§ Problem to solve: All lines holding the string "sword" should be copied from the data below.

§ Supplied data:
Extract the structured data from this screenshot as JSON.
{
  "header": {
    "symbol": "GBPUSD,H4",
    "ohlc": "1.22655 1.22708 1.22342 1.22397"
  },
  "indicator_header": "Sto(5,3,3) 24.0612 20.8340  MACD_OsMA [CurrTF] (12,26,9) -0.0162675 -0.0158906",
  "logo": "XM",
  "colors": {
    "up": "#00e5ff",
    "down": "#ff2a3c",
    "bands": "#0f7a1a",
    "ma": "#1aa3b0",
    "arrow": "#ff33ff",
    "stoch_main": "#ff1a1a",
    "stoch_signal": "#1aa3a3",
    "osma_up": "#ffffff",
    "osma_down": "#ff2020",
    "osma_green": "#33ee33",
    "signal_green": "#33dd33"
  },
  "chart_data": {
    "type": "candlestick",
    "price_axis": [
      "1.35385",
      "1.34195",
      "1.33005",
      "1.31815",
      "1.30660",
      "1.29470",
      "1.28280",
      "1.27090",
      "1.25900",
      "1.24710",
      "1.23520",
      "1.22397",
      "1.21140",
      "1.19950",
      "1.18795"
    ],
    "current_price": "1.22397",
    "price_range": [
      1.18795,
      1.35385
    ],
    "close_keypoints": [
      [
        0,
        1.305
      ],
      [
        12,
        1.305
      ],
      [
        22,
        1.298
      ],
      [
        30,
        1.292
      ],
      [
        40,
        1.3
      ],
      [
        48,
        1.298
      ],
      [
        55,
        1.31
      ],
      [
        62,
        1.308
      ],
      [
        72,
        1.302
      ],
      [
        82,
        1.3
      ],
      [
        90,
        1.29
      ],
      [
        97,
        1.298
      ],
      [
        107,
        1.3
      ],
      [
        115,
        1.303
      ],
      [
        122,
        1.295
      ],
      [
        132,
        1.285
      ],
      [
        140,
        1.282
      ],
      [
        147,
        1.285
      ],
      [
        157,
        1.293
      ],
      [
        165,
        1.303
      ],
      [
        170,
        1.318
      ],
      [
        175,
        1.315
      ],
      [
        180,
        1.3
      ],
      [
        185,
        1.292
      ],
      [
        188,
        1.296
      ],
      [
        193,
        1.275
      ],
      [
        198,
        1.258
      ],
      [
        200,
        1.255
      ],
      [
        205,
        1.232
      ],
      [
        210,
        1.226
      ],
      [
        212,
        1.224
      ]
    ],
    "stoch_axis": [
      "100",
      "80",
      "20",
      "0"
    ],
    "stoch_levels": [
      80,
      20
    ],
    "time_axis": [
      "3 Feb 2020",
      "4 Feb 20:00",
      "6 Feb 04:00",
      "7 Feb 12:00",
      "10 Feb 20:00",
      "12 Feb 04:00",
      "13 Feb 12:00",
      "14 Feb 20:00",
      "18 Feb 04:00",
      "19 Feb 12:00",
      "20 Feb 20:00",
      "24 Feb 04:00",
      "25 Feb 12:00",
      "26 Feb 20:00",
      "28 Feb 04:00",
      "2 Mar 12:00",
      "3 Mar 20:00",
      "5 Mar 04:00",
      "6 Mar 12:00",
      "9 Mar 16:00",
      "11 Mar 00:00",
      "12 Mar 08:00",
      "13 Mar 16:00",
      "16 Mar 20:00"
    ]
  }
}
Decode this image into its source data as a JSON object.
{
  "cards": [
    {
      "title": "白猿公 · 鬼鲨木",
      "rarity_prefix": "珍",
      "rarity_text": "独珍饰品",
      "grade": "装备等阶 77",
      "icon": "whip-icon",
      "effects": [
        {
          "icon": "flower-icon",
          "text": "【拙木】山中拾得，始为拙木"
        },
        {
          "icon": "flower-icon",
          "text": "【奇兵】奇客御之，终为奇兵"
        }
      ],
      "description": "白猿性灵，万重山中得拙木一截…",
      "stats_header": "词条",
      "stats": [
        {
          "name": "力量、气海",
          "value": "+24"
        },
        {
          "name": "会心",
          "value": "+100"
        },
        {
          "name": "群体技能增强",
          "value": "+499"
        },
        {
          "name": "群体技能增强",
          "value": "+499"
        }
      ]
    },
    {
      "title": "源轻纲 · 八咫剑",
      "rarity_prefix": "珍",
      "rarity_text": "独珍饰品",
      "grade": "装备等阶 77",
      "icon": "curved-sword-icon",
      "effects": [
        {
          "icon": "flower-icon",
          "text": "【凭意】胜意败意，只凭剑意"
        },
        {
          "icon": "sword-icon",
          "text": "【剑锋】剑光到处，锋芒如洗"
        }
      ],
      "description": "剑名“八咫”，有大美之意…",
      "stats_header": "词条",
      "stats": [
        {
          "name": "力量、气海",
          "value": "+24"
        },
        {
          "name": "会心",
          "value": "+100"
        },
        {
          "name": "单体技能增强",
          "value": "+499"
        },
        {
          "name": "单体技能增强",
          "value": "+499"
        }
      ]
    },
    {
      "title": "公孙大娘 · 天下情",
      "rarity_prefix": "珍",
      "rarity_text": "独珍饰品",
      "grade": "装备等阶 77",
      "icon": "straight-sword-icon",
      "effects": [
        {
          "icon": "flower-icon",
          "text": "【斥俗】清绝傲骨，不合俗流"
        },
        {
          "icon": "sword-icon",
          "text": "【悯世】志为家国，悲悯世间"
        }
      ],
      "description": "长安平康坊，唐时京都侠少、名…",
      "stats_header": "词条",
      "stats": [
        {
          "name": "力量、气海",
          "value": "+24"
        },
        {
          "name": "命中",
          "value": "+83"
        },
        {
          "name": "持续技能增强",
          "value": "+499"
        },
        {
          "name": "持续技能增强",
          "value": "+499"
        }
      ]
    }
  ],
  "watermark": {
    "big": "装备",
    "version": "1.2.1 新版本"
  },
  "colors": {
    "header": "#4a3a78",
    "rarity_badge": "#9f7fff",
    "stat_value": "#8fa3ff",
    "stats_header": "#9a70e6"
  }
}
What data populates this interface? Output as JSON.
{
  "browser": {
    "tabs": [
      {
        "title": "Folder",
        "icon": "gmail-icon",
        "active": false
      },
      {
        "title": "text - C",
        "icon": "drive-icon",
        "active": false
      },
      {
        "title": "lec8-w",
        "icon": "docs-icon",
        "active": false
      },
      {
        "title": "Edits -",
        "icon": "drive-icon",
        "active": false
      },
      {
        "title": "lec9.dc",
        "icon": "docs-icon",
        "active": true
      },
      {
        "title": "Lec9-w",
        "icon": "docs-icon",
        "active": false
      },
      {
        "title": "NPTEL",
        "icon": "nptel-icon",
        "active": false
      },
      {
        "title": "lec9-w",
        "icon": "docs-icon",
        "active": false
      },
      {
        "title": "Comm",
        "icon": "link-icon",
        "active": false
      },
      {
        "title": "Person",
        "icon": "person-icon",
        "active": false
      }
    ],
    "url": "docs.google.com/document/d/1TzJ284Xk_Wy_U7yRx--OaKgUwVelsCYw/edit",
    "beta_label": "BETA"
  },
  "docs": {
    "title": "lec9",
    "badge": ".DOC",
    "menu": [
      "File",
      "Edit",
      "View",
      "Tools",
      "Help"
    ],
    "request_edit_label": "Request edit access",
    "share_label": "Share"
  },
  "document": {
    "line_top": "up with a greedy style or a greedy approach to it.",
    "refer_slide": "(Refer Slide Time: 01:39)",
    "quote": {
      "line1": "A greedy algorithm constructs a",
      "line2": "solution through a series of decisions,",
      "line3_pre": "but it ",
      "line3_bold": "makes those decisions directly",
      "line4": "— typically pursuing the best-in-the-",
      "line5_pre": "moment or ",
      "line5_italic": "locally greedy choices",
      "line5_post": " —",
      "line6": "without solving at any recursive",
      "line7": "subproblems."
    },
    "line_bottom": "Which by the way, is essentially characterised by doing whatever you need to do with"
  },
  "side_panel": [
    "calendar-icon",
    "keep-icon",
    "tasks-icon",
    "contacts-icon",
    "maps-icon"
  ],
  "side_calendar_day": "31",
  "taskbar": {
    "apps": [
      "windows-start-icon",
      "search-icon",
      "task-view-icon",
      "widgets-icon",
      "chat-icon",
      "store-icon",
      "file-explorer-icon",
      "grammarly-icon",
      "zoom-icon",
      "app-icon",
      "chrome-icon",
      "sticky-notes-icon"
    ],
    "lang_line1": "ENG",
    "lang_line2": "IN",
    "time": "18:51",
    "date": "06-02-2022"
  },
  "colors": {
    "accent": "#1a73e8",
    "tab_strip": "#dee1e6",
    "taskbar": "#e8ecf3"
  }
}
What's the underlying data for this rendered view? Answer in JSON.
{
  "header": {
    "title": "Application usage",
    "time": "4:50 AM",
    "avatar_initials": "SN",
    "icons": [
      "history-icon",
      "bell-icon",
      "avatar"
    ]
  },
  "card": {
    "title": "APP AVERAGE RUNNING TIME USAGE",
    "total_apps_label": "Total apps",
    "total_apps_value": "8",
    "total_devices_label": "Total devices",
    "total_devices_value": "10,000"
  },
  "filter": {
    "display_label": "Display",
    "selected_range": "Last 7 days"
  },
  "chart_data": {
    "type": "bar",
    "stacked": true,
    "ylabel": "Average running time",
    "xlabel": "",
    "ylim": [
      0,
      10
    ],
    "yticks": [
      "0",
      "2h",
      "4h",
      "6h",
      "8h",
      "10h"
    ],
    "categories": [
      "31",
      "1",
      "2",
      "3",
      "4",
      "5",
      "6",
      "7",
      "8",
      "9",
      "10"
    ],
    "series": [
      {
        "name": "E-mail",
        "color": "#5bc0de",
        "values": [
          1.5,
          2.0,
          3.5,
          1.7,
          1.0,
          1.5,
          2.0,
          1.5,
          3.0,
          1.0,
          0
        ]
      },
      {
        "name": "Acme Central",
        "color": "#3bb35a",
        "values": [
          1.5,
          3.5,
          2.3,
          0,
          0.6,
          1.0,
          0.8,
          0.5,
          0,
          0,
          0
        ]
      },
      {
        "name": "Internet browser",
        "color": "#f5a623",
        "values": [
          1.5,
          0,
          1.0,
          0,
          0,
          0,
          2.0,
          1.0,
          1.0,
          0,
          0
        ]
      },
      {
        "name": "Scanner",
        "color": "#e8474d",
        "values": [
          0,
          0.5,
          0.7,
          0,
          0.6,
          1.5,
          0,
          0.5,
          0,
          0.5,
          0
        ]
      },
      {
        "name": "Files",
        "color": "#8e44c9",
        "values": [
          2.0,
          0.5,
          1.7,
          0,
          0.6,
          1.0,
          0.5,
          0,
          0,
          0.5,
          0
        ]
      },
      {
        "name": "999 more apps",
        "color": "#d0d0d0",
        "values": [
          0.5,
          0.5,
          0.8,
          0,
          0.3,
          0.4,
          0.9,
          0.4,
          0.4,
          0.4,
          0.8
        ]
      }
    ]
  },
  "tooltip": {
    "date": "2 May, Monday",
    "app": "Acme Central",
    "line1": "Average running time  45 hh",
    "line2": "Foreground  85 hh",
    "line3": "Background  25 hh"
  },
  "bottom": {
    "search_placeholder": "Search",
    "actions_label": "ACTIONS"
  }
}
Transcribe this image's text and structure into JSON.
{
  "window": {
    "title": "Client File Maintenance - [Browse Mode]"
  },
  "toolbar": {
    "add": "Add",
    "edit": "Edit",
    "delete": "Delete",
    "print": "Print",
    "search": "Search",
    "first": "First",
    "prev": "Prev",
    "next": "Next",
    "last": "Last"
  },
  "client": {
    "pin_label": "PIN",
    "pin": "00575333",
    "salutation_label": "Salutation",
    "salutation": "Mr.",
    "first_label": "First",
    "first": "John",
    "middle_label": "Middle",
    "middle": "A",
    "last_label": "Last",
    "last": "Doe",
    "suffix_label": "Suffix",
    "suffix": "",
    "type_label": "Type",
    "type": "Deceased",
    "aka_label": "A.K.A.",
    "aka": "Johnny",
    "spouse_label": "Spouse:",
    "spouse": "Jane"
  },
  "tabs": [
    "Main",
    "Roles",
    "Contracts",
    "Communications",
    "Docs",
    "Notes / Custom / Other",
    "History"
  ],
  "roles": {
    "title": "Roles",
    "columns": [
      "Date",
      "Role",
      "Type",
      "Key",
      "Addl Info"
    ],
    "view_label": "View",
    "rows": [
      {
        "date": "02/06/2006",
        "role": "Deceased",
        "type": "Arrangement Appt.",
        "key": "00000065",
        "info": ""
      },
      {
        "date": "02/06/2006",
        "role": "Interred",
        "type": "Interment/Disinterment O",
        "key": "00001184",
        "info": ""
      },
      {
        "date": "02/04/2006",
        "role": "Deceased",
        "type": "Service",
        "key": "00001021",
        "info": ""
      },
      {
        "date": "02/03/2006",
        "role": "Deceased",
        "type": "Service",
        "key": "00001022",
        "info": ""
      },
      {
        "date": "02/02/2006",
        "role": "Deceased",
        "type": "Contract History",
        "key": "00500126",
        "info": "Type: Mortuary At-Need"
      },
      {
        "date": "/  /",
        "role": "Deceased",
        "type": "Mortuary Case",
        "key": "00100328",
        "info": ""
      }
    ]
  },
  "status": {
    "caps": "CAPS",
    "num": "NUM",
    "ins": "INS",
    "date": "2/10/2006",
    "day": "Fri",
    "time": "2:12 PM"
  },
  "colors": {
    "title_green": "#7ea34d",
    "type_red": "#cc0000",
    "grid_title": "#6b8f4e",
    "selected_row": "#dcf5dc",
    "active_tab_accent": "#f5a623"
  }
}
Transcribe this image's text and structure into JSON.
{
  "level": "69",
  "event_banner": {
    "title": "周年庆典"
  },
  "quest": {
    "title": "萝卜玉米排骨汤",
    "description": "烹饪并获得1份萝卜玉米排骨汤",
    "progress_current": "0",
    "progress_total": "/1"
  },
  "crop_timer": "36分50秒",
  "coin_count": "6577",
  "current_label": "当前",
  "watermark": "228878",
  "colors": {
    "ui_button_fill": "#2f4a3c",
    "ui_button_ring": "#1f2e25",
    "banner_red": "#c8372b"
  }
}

§ Task solution:
      "icon": "curved-sword-icon",
          "icon": "sword-icon",
      "icon": "straight-sword-icon",
          "icon": "sword-icon",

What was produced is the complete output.